_Aim of the exercise_.
Filter the listing and keep only the lines with the word "true".

_Input_.

<<<<

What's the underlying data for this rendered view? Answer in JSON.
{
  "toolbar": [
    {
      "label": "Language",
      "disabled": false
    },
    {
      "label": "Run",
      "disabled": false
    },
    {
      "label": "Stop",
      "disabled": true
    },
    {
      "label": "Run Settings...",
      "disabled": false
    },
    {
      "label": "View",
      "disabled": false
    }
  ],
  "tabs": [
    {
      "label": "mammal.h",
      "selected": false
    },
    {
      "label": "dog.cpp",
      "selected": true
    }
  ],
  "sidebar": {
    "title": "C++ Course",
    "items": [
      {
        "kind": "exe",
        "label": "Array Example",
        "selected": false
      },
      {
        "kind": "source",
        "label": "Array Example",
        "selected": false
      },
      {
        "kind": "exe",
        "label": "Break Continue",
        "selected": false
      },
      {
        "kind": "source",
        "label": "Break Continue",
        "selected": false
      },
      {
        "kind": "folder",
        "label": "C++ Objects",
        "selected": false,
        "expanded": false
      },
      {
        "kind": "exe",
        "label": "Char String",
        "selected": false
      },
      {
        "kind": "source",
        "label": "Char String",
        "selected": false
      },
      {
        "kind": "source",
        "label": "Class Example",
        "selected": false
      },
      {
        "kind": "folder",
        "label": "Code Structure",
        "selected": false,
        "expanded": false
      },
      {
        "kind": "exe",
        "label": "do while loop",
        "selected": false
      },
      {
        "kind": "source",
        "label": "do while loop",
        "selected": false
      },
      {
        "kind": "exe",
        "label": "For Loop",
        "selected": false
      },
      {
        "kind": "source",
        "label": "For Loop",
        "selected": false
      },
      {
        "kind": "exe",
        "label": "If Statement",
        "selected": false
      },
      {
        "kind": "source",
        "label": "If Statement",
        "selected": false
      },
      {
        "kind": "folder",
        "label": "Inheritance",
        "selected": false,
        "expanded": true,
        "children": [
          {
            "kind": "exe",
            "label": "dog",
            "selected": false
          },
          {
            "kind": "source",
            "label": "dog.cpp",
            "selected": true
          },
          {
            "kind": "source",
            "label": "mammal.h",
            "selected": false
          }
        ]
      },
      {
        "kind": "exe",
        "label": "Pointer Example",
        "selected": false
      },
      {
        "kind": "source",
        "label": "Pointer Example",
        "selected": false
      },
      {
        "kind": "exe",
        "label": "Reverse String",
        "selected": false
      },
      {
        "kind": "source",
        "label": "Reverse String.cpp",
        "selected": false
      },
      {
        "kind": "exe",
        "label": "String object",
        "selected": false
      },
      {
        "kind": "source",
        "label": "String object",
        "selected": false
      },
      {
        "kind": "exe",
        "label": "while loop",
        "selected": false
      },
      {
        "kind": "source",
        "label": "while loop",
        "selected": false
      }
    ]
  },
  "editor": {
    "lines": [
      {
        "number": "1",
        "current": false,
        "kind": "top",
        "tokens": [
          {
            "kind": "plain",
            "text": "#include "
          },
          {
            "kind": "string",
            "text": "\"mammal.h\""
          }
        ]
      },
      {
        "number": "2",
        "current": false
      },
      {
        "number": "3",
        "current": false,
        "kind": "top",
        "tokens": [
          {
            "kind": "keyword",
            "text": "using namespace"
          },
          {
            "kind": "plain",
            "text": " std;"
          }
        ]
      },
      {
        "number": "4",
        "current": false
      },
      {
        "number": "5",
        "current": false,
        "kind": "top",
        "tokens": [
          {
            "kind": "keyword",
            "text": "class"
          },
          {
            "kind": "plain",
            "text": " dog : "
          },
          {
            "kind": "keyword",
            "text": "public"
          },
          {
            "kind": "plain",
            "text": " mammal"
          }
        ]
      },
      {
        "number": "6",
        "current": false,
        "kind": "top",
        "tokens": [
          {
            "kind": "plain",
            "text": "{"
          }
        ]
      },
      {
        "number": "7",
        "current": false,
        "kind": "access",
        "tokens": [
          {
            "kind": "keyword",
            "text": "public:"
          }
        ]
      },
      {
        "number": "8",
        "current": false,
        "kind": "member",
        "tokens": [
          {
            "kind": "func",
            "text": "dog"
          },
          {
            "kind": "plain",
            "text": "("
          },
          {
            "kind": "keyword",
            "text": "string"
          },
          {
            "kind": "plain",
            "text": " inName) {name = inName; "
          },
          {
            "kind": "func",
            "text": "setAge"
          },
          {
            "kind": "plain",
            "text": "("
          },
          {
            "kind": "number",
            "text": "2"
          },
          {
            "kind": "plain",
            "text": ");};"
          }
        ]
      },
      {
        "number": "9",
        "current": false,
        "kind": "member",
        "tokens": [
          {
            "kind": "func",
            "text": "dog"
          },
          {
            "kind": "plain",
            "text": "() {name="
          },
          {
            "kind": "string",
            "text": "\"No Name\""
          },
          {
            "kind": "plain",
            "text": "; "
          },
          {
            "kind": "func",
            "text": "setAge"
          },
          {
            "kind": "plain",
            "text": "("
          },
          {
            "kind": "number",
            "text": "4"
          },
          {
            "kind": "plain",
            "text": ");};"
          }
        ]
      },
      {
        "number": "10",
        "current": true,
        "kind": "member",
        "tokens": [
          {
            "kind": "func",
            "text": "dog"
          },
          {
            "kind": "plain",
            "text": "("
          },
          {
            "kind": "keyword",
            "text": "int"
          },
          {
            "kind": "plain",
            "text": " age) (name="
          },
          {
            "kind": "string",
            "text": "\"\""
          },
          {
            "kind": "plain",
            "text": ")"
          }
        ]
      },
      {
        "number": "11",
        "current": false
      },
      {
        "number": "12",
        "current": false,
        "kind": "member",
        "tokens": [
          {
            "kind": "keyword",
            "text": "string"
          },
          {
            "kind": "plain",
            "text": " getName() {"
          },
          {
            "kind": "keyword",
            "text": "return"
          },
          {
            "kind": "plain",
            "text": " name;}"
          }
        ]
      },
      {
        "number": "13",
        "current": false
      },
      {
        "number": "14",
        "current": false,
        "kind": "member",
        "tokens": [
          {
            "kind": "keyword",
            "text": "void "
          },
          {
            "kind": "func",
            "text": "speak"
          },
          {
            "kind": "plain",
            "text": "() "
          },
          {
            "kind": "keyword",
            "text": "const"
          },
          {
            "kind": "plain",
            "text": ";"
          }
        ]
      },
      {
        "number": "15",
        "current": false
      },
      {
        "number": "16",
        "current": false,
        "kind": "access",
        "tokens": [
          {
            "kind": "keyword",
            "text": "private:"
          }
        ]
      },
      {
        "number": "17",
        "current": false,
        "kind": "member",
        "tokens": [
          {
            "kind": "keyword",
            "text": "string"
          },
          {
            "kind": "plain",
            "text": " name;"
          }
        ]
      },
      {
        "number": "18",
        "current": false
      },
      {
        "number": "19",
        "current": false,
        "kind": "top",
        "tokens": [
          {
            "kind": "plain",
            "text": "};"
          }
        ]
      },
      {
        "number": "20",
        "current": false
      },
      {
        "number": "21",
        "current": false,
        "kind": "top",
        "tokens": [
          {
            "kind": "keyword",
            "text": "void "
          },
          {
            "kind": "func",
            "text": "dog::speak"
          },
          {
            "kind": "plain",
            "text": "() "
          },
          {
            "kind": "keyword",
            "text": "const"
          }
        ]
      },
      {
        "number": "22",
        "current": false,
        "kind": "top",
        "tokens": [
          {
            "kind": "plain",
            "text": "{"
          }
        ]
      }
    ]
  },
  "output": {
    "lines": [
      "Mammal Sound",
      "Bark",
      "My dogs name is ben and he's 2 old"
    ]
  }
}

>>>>

_Answer section_.
      "disabled": true
      "selected": true
        "expanded": true,
            "selected": true
        "current": true,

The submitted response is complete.